WHAT THIS TASK INVOLVES ->
The records that follow should be retyped word for word.
◇ ◇ ◇
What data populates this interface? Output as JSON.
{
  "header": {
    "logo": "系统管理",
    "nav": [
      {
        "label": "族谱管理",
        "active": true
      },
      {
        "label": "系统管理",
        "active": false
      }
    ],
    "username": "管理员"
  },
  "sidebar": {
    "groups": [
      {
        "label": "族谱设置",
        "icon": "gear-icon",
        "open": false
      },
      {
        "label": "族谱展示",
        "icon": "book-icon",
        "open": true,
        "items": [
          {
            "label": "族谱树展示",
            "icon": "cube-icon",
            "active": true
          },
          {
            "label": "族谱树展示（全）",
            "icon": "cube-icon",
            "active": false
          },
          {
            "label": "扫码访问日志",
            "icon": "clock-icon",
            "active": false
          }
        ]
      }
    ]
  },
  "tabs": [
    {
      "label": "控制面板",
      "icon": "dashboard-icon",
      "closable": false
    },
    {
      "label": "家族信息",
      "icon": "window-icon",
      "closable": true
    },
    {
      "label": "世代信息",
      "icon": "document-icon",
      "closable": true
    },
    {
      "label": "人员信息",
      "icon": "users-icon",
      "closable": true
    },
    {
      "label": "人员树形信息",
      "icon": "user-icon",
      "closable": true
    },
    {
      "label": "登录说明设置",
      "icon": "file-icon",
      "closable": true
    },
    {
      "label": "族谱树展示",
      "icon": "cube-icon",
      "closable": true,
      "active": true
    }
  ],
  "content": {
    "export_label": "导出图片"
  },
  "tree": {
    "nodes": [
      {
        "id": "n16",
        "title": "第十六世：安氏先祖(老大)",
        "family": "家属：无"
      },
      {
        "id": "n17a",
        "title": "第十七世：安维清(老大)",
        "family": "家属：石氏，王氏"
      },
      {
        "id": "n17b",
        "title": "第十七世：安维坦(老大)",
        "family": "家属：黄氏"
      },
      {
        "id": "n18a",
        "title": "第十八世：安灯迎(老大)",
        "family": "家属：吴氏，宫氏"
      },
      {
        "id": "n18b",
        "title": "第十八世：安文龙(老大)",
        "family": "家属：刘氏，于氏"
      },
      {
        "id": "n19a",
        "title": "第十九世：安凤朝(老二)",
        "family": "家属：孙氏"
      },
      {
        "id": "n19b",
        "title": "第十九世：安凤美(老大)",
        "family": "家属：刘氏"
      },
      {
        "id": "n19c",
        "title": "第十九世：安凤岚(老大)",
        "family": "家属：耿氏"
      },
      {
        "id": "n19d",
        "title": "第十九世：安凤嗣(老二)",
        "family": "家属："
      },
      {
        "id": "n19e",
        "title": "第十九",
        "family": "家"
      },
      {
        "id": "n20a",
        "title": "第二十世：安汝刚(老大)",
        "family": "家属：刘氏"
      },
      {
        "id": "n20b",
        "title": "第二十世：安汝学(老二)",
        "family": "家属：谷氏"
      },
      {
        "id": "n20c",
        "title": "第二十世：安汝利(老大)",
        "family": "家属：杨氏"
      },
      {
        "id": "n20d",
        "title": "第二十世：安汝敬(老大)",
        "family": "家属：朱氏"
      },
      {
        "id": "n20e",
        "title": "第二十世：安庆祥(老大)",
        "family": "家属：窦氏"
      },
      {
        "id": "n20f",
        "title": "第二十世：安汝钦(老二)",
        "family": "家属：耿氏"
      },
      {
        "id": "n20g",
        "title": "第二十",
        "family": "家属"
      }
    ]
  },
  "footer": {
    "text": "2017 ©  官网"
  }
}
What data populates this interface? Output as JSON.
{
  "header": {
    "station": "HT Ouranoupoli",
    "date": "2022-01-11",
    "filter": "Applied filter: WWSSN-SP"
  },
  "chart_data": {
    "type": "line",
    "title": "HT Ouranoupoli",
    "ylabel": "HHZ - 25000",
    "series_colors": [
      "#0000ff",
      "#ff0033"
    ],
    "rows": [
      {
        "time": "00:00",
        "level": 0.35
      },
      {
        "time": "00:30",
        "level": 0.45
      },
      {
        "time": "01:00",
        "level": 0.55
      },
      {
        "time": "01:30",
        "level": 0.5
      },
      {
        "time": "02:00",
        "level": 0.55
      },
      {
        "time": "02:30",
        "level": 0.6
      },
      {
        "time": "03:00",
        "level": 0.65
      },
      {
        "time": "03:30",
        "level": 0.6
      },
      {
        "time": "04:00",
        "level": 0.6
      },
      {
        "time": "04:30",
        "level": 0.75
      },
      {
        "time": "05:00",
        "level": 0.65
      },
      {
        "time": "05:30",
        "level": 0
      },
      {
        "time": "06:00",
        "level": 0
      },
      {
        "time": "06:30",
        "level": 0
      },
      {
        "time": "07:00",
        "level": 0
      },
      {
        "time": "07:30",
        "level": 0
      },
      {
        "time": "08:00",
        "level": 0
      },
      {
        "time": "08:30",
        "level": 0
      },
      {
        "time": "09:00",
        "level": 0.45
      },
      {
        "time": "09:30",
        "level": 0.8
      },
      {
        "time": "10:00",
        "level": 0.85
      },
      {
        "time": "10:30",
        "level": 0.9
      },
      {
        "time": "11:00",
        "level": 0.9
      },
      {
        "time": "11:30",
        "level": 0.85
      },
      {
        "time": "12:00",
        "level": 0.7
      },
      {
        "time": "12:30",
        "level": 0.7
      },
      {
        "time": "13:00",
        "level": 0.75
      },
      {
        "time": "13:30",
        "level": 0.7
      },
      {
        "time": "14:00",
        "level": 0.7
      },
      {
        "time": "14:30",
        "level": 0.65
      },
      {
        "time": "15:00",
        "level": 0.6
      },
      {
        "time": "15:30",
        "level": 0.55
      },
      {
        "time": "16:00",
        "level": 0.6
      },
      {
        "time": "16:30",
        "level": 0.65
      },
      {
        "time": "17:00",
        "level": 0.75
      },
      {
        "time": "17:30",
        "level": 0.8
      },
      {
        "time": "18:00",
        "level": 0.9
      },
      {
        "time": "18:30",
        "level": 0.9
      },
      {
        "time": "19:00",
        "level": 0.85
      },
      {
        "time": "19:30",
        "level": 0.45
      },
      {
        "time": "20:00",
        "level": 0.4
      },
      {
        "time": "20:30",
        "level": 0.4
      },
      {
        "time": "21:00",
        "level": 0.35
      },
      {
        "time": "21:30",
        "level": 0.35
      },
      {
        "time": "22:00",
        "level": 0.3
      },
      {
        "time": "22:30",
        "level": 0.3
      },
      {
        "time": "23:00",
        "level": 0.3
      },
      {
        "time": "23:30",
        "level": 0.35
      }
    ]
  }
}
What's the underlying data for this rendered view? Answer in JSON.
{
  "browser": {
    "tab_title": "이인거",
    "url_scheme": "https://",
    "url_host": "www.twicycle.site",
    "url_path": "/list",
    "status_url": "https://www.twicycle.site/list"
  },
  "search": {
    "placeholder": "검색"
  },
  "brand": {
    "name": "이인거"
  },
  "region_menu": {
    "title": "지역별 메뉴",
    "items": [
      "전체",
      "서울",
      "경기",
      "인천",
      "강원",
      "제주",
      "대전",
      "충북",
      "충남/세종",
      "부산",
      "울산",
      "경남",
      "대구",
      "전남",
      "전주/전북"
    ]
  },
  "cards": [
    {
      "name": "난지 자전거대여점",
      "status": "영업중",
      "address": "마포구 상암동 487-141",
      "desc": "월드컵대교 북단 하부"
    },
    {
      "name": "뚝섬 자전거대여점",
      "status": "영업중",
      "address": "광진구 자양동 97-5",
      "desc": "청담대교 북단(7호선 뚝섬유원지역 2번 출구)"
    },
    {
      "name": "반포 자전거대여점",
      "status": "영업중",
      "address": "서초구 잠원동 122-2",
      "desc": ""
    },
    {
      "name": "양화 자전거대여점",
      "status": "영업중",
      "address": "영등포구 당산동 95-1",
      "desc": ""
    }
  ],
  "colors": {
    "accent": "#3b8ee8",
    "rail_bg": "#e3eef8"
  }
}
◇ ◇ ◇
RESPONSE BELOW ->
What data populates this interface? Output as JSON.
{
  "header": {
    "logo": "系统管理",
    "nav": [
      {
        "label": "族谱管理",
        "active": true
      },
      {
        "label": "系统管理",
        "active": false
      }
    ],
    "username": "管理员"
  },
  "sidebar": {
    "groups": [
      {
        "label": "族谱设置",
        "icon": "gear-icon",
        "open": false
      },
      {
        "label": "族谱展示",
        "icon": "book-icon",
        "open": true,
        "items": [
          {
            "label": "族谱树展示",
            "icon": "cube-icon",
            "active": true
          },
          {
            "label": "族谱树展示（全）",
            "icon": "cube-icon",
            "active": false
          },
          {
            "label": "扫码访问日志",
            "icon": "clock-icon",
            "active": false
          }
        ]
      }
    ]
  },
  "tabs": [
    {
      "label": "控制面板",
      "icon": "dashboard-icon",
      "closable": false
    },
    {
      "label": "家族信息",
      "icon": "window-icon",
      "closable": true
    },
    {
      "label": "世代信息",
      "icon": "document-icon",
      "closable": true
    },
    {
      "label": "人员信息",
      "icon": "users-icon",
      "closable": true
    },
    {
      "label": "人员树形信息",
      "icon": "user-icon",
      "closable": true
    },
    {
      "label": "登录说明设置",
      "icon": "file-icon",
      "closable": true
    },
    {
      "label": "族谱树展示",
      "icon": "cube-icon",
      "closable": true,
      "active": true
    }
  ],
  "content": {
    "export_label": "导出图片"
  },
  "tree": {
    "nodes": [
      {
        "id": "n16",
        "title": "第十六世：安氏先祖(老大)",
        "family": "家属：无"
      },
      {
        "id": "n17a",
        "title": "第十七世：安维清(老大)",
        "family": "家属：石氏，王氏"
      },
      {
        "id": "n17b",
        "title": "第十七世：安维坦(老大)",
        "family": "家属：黄氏"
      },
      {
        "id": "n18a",
        "title": "第十八世：安灯迎(老大)",
        "family": "家属：吴氏，宫氏"
      },
      {
        "id": "n18b",
        "title": "第十八世：安文龙(老大)",
        "family": "家属：刘氏，于氏"
      },
      {
        "id": "n19a",
        "title": "第十九世：安凤朝(老二)",
        "family": "家属：孙氏"
      },
      {
        "id": "n19b",
        "title": "第十九世：安凤美(老大)",
        "family": "家属：刘氏"
      },
      {
        "id": "n19c",
        "title": "第十九世：安凤岚(老大)",
        "family": "家属：耿氏"
      },
      {
        "id": "n19d",
        "title": "第十九世：安凤嗣(老二)",
        "family": "家属："
      },
      {
        "id": "n19e",
        "title": "第十九",
        "family": "家"
      },
      {
        "id": "n20a",
        "title": "第二十世：安汝刚(老大)",
        "family": "家属：刘氏"
      },
      {
        "id": "n20b",
        "title": "第二十世：安汝学(老二)",
        "family": "家属：谷氏"
      },
      {
        "id": "n20c",
        "title": "第二十世：安汝利(老大)",
        "family": "家属：杨氏"
      },
      {
        "id": "n20d",
        "title": "第二十世：安汝敬(老大)",
        "family": "家属：朱氏"
      },
      {
        "id": "n20e",
        "title": "第二十世：安庆祥(老大)",
        "family": "家属：窦氏"
      },
      {
        "id": "n20f",
        "title": "第二十世：安汝钦(老二)",
        "family": "家属：耿氏"
      },
      {
        "id": "n20g",
        "title": "第二十",
        "family": "家属"
      }
    ]
  },
  "footer": {
    "text": "2017 ©  官网"
  }
}
What data populates this interface? Output as JSON.
{
  "header": {
    "station": "HT Ouranoupoli",
    "date": "2022-01-11",
    "filter": "Applied filter: WWSSN-SP"
  },
  "chart_data": {
    "type": "line",
    "title": "HT Ouranoupoli",
    "ylabel": "HHZ - 25000",
    "series_colors": [
      "#0000ff",
      "#ff0033"
    ],
    "rows": [
      {
        "time": "00:00",
        "level": 0.35
      },
      {
        "time": "00:30",
        "level": 0.45
      },
      {
        "time": "01:00",
        "level": 0.55
      },
      {
        "time": "01:30",
        "level": 0.5
      },
      {
        "time": "02:00",
        "level": 0.55
      },
      {
        "time": "02:30",
        "level": 0.6
      },
      {
        "time": "03:00",
        "level": 0.65
      },
      {
        "time": "03:30",
        "level": 0.6
      },
      {
        "time": "04:00",
        "level": 0.6
      },
      {
        "time": "04:30",
        "level": 0.75
      },
      {
        "time": "05:00",
        "level": 0.65
      },
      {
        "time": "05:30",
        "level": 0
      },
      {
        "time": "06:00",
        "level": 0
      },
      {
        "time": "06:30",
        "level": 0
      },
      {
        "time": "07:00",
        "level": 0
      },
      {
        "time": "07:30",
        "level": 0
      },
      {
        "time": "08:00",
        "level": 0
      },
      {
        "time": "08:30",
        "level": 0
      },
      {
        "time": "09:00",
        "level": 0.45
      },
      {
        "time": "09:30",
        "level": 0.8
      },
      {
        "time": "10:00",
        "level": 0.85
      },
      {
        "time": "10:30",
        "level": 0.9
      },
      {
        "time": "11:00",
        "level": 0.9
      },
      {
        "time": "11:30",
        "level": 0.85
      },
      {
        "time": "12:00",
        "level": 0.7
      },
      {
        "time": "12:30",
        "level": 0.7
      },
      {
        "time": "13:00",
        "level": 0.75
      },
      {
        "time": "13:30",
        "level": 0.7
      },
      {
        "time": "14:00",
        "level": 0.7
      },
      {
        "time": "14:30",
        "level": 0.65
      },
      {
        "time": "15:00",
        "level": 0.6
      },
      {
        "time": "15:30",
        "level": 0.55
      },
      {
        "time": "16:00",
        "level": 0.6
      },
      {
        "time": "16:30",
        "level": 0.65
      },
      {
        "time": "17:00",
        "level": 0.75
      },
      {
        "time": "17:30",
        "level": 0.8
      },
      {
        "time": "18:00",
        "level": 0.9
      },
      {
        "time": "18:30",
        "level": 0.9
      },
      {
        "time": "19:00",
        "level": 0.85
      },
      {
        "time": "19:30",
        "level": 0.45
      },
      {
        "time": "20:00",
        "level": 0.4
      },
      {
        "time": "20:30",
        "level": 0.4
      },
      {
        "time": "21:00",
        "level": 0.35
      },
      {
        "time": "21:30",
        "level": 0.35
      },
      {
        "time": "22:00",
        "level": 0.3
      },
      {
        "time": "22:30",
        "level": 0.3
      },
      {
        "time": "23:00",
        "level": 0.3
      },
      {
        "time": "23:30",
        "level": 0.35
      }
    ]
  }
}
What's the underlying data for this rendered view? Answer in JSON.
{
  "browser": {
    "tab_title": "이인거",
    "url_scheme": "https://",
    "url_host": "www.twicycle.site",
    "url_path": "/list",
    "status_url": "https://www.twicycle.site/list"
  },
  "search": {
    "placeholder": "검색"
  },
  "brand": {
    "name": "이인거"
  },
  "region_menu": {
    "title": "지역별 메뉴",
    "items": [
      "전체",
      "서울",
      "경기",
      "인천",
      "강원",
      "제주",
      "대전",
      "충북",
      "충남/세종",
      "부산",
      "울산",
      "경남",
      "대구",
      "전남",
      "전주/전북"
    ]
  },
  "cards": [
    {
      "name": "난지 자전거대여점",
      "status": "영업중",
      "address": "마포구 상암동 487-141",
      "desc": "월드컵대교 북단 하부"
    },
    {
      "name": "뚝섬 자전거대여점",
      "status": "영업중",
      "address": "광진구 자양동 97-5",
      "desc": "청담대교 북단(7호선 뚝섬유원지역 2번 출구)"
    },
    {
      "name": "반포 자전거대여점",
      "status": "영업중",
      "address": "서초구 잠원동 122-2",
      "desc": ""
    },
    {
      "name": "양화 자전거대여점",
      "status": "영업중",
      "address": "영등포구 당산동 95-1",
      "desc": ""
    }
  ],
  "colors": {
    "accent": "#3b8ee8",
    "rail_bg": "#e3eef8"
  }
}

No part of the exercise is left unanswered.